He said he’s heard that there is concern that an outsider is coming in with plans to pull the business out of state, but he made it clear he has no plans to do so. “That is not the intent,” he said. “Part of my coming here is one, to be in a small town and two, I want to live in the mountains. So that’s what really makes this scenario ideal.”
He said he also sees Hi Country’s home in Montana “as the backbone of the company.”
Still, Prater is aware people may have reservations, but said the proof will come with time. And it doesn’t sound like he has plans to head back to Texas. “I moved to Montana because I want to live in Montana,” he said.
It was thanks to the business grapevine that Prater found the reason to move up here.
“I heard of an opportunity for the purchase of the business and that they needed someone to come in and do the management end of it, which is really where my expertise is,” Prater said.
Although the meat snack industry is new to him, Prater brings a considerable amount of managerial experience to the table.
Originally from Tyler Texas, Prater graduated from Texas Tech with degrees in Business Management and Petroleum Land Management. For six years he worked in telecom as a performance and design engineer for Sprint Nextel before moving on to manage NextEra Energy’s power plants in Texas and later BP’s Western U.S. wind energy assets. He said that gave him the hands-on production plant operation and budgeting skills he needs to lead Hi Country.
The energy industry may seem worlds away from the meat snacks, but Prater said there are actually a lot of similarities between the two.
“Energy, it’s very regulated from the federal and state, because you’re putting power on the gird. With the FDA it’s the same thing. There are regulatory controls in place so it’s very similar. And then you have a production end of the business. In power, you’ve got people and equipment making your product,” he said. “The one dynamic of it that is very different is…your customer, their pricing’s set. You still have to give that customer service and stay on top of it, but here it’s a little more dynamic because we have different styles of customers and distribution.”

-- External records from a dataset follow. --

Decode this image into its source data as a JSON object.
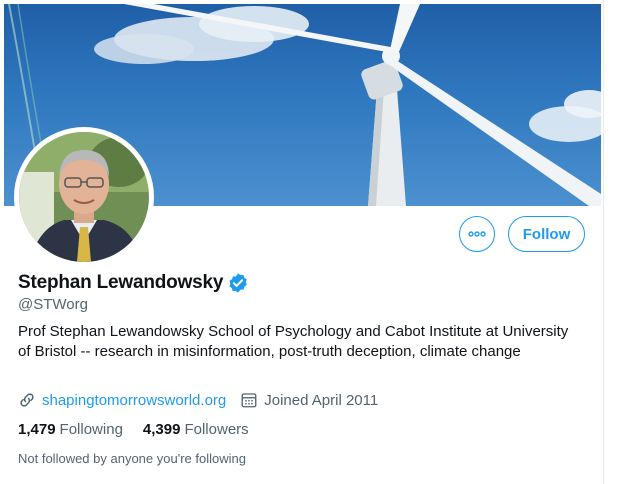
{
  "profile": {
    "name": "Stephan Lewandowsky",
    "handle": "@STWorg",
    "bio": "Prof Stephan Lewandowsky School of Psychology and Cabot Institute at University of Bristol -- research in misinformation, post-truth deception, climate change",
    "website": "shapingtomorrowsworld.org",
    "joined": "Joined April 2011",
    "verified_icon": "verified-badge-icon"
  },
  "actions": {
    "follow_label": "Follow",
    "more_icon": "more-options-icon"
  },
  "stats": {
    "following_count": "1,479",
    "following_label": "Following",
    "followers_count": "4,399",
    "followers_label": "Followers"
  },
  "followed_by_note": "Not followed by anyone you're following",
  "colors": {
    "accent": "#1d9bf0",
    "text_primary": "#0f1419",
    "text_secondary": "#536471"
  },
  "banner_image": "wind-turbine-against-blue-sky",
  "avatar_image": "man-in-suit-with-yellow-tie"
}
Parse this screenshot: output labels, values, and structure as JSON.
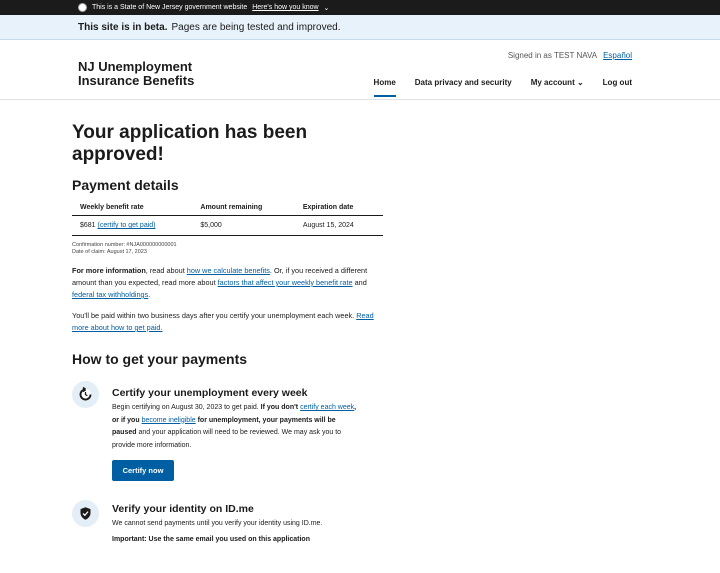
{
  "gov_banner": {
    "text": "This is a State of New Jersey government website",
    "link": "Here's how you know"
  },
  "beta_banner": {
    "strong": "This site is in beta.",
    "text": "Pages are being tested and improved."
  },
  "header": {
    "site_title": "NJ Unemployment Insurance Benefits",
    "signed_in": "Signed in as TEST NAVA",
    "language": "Español",
    "nav": [
      "Home",
      "Data privacy and security",
      "My account",
      "Log out"
    ]
  },
  "main": {
    "title": "Your application has been approved!",
    "payment_details_title": "Payment details",
    "table": {
      "headers": [
        "Weekly benefit rate",
        "Amount remaining",
        "Expiration date"
      ],
      "row": {
        "rate": "$681",
        "certify_link": "(certify to get paid)",
        "remaining": "$5,000",
        "expiration": "August 15, 2024"
      }
    },
    "confirmation": "Confirmation number: #NJA000000000001",
    "claim_date": "Date of claim: August 17, 2023",
    "more_info": {
      "strong": "For more information",
      "t1": ", read about ",
      "l1": "how we calculate benefits",
      "t2": ". Or, if you received a different amount than you expected, read more about ",
      "l2": "factors that affect your weekly benefit rate",
      "t3": " and ",
      "l3": "federal tax withholdings",
      "t4": "."
    },
    "paid_info": {
      "text": "You'll be paid within two business days after you certify your unemployment each week. ",
      "link": "Read more about how to get paid."
    },
    "how_title": "How to get your payments",
    "step1": {
      "title": "Certify your unemployment every week",
      "t1": "Begin certifying on August 30, 2023 to get paid. ",
      "b1": "If you don't ",
      "l1": "certify each week",
      "b2": ", or if you ",
      "l2": "become ineligible",
      "b3": " for unemployment, your payments will be paused",
      "t2": " and your application will need to be reviewed. We may ask you to provide more information.",
      "button": "Certify now"
    },
    "step2": {
      "title": "Verify your identity on ID.me",
      "text": "We cannot send payments until you verify your identity using ID.me.",
      "important": "Important: Use the same email you used on this application"
    }
  }
}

For now Prater plans to maintain the health of the business and to make sure he’s up to speed on both the company and the industry.

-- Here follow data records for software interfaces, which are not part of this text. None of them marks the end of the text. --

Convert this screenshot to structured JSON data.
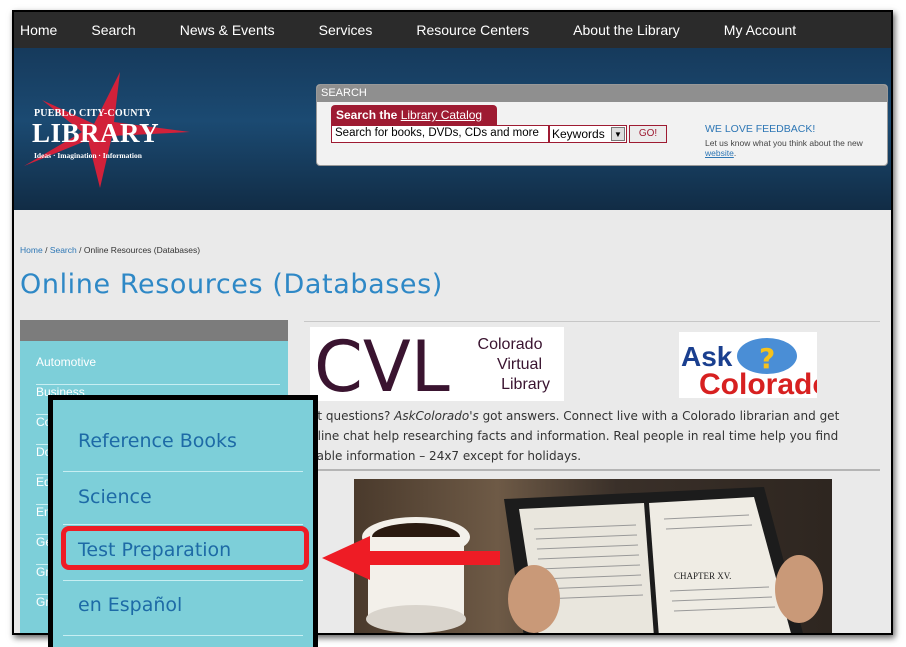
{
  "nav": {
    "items": [
      "Home",
      "Search",
      "News & Events",
      "Services",
      "Resource Centers",
      "About the Library",
      "My Account"
    ]
  },
  "logo": {
    "line1": "PUEBLO CITY-COUNTY",
    "line2": "LIBRARY",
    "line3": "Ideas · Imagination · Information"
  },
  "search": {
    "panel_title": "SEARCH",
    "catalog_prefix": "Search the ",
    "catalog_link": "Library Catalog",
    "input_value": "Search for books, DVDs, CDs and more",
    "select_value": "Keywords",
    "go_label": "GO!"
  },
  "feedback": {
    "title": "WE LOVE FEEDBACK!",
    "text": "Let us know what you think about the new ",
    "link": "website",
    "end": "."
  },
  "breadcrumb": {
    "home": "Home",
    "sep1": "/",
    "search": "Search",
    "sep2": "/",
    "current": "Online Resources (Databases)"
  },
  "page_title": "Online Resources (Databases)",
  "sidebar": {
    "items": [
      "Automotive",
      "Business",
      "Col",
      "Do",
      "Edu",
      "Emp",
      "Gen",
      "Gra",
      "Gra"
    ]
  },
  "cvl": {
    "mark": "CVL",
    "line1": "Colorado",
    "line2": "Virtual",
    "line3": "Library"
  },
  "ask": {
    "line1": "Ask",
    "line2": "Colorado"
  },
  "description": {
    "part1": "ot questions? ",
    "italic": "AskColorado's",
    "part2": " got answers. Connect live with a Colorado librarian and get",
    "line2": "nline chat help researching facts and information. Real people in real time help you find",
    "line3": "liable information – 24x7 except for holidays."
  },
  "book_page": {
    "chapter": "CHAPTER XV."
  },
  "callout": {
    "items": [
      "Reference Books",
      "Science",
      "Test Preparation",
      "en Español"
    ]
  },
  "colors": {
    "accent_red": "#ee1c25",
    "catalog_red": "#9e1b32",
    "link_blue": "#2e77b5",
    "sidebar_teal": "#7dcfd9",
    "title_blue": "#2e88c6"
  }
}
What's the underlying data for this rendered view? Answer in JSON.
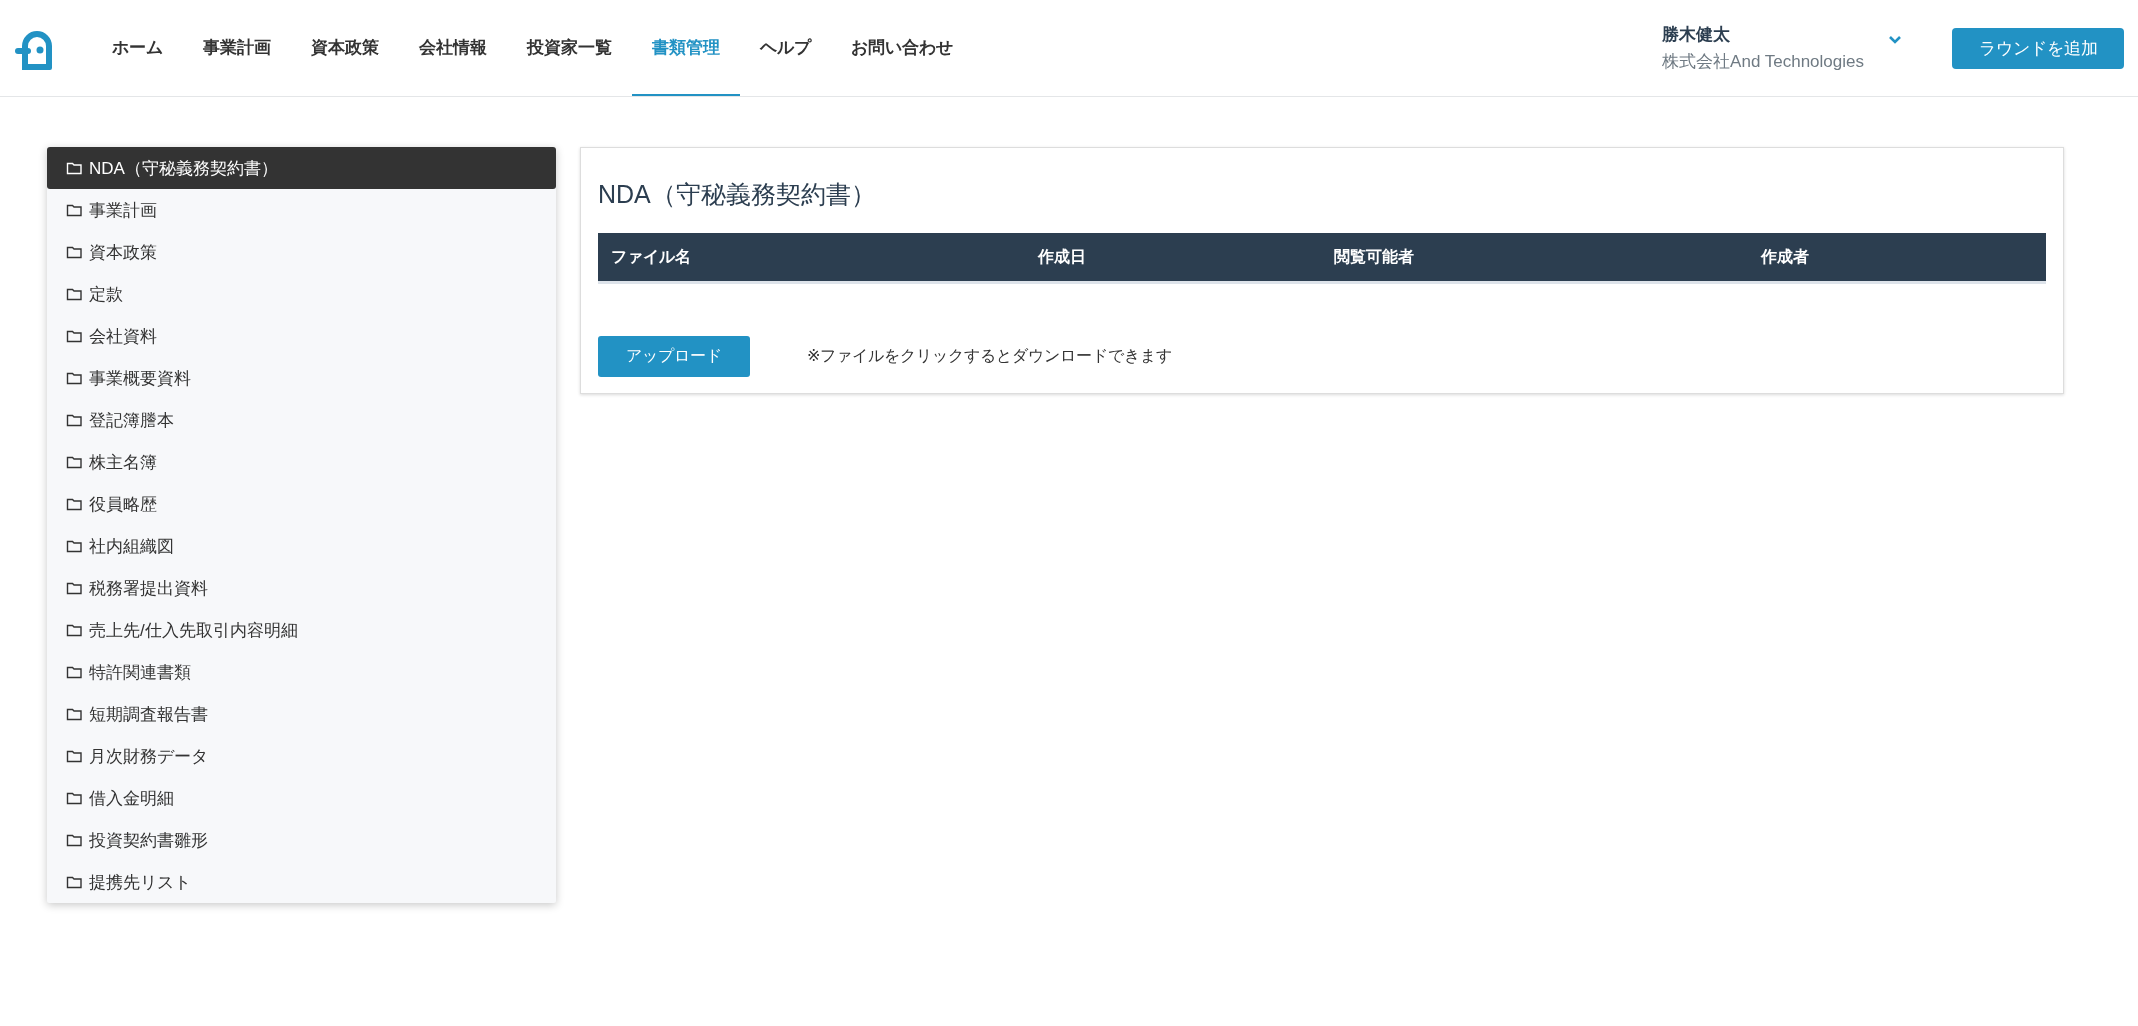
{
  "header": {
    "nav": [
      {
        "label": "ホーム",
        "selected": false
      },
      {
        "label": "事業計画",
        "selected": false
      },
      {
        "label": "資本政策",
        "selected": false
      },
      {
        "label": "会社情報",
        "selected": false
      },
      {
        "label": "投資家一覧",
        "selected": false
      },
      {
        "label": "書類管理",
        "selected": true
      },
      {
        "label": "ヘルプ",
        "selected": false
      },
      {
        "label": "お問い合わせ",
        "selected": false
      }
    ],
    "user": {
      "name": "勝木健太",
      "company": "株式会社And Technologies"
    },
    "add_round_button": "ラウンドを追加"
  },
  "sidebar": {
    "items": [
      {
        "label": "NDA（守秘義務契約書）",
        "selected": true
      },
      {
        "label": "事業計画",
        "selected": false
      },
      {
        "label": "資本政策",
        "selected": false
      },
      {
        "label": "定款",
        "selected": false
      },
      {
        "label": "会社資料",
        "selected": false
      },
      {
        "label": "事業概要資料",
        "selected": false
      },
      {
        "label": "登記簿謄本",
        "selected": false
      },
      {
        "label": "株主名簿",
        "selected": false
      },
      {
        "label": "役員略歴",
        "selected": false
      },
      {
        "label": "社内組織図",
        "selected": false
      },
      {
        "label": "税務署提出資料",
        "selected": false
      },
      {
        "label": "売上先/仕入先取引内容明細",
        "selected": false
      },
      {
        "label": "特許関連書類",
        "selected": false
      },
      {
        "label": "短期調査報告書",
        "selected": false
      },
      {
        "label": "月次財務データ",
        "selected": false
      },
      {
        "label": "借入金明細",
        "selected": false
      },
      {
        "label": "投資契約書雛形",
        "selected": false
      },
      {
        "label": "提携先リスト",
        "selected": false
      }
    ]
  },
  "panel": {
    "title": "NDA（守秘義務契約書）",
    "table": {
      "columns": [
        "ファイル名",
        "作成日",
        "閲覧可能者",
        "作成者"
      ]
    },
    "upload_button": "アップロード",
    "note": "※ファイルをクリックするとダウンロードできます"
  }
}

“Right now I’m focusing more on the sales end of the business. That’s where we feel more opportunity is right now and that will help the rest of the business,” he said. “Everybody I’ve talked to, I have not heard one negative thing about the product itself. It’s really a name that’s recognized in Montana.”

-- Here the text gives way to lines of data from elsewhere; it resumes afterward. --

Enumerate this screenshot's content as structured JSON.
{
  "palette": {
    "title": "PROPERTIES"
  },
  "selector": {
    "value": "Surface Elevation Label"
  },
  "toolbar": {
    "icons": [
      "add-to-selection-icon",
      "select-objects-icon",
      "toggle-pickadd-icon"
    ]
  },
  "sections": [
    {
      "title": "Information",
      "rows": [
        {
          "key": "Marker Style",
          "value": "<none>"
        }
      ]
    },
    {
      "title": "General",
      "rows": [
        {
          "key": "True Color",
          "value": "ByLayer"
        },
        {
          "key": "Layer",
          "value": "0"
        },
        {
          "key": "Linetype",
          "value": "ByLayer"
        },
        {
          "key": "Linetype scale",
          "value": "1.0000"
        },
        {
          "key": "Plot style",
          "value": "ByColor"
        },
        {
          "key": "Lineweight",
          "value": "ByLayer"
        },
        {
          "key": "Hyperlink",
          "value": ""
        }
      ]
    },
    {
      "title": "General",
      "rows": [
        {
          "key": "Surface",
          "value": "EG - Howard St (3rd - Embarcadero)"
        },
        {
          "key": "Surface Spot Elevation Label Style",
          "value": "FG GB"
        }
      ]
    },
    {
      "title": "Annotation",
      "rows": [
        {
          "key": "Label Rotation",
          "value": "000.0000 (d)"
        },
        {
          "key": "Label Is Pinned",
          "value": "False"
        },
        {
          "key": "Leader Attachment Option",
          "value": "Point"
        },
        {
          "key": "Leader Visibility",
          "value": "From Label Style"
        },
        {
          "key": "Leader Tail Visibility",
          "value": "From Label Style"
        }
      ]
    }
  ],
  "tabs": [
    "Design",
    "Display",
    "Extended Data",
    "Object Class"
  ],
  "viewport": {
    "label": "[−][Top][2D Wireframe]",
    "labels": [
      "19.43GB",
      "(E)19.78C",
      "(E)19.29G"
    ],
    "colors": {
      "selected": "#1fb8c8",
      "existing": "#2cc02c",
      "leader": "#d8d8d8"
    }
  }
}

Despite the brands popularity in Montana and surrounding states, it faces stiff competition nationally from large corporations like Jack Links, Slim Jim and Oberto as well as from other regional manufacturers like Tillamook. Fortunately the billion-dollar meat snack industry is expected to keep growing, and if there is one thing about Hi Country Prater does want to export, it’s brand recognition, particularly for the company’s hallmark jerky.
“The spice is easier to do outside the state,” he said, “We do a lot of business outside the state in both areas, but I think (meat snacks are) where our growth’s gonna be,” he said.
As thing progress at Hi Country Prater will have Johnson to turn to for guidance. “He’s got a lot of knowledge, a lot of information and he’s kind of mentoring me with the industry,” he said. “We meet daily and go over what’s going on in the industry and how some of the business decisions have been made and why, and the history behind that.”
Likewise, Prater said the staff at Hi Country has been very receptive, although they have a lot of questions. “They all want to know what’s going on. My perception is they all seem to be very engaged and know what they’re doing and want Hi Country to be successful, so for somebody managing a business to have a team that is engaged and looks out for the best of the business, that end of it has been really good,” he said.
Regardless of the speculation about the company’s future, Praters approach to it is simple. “Just put your positive foot forward and say what your plan is and be open.”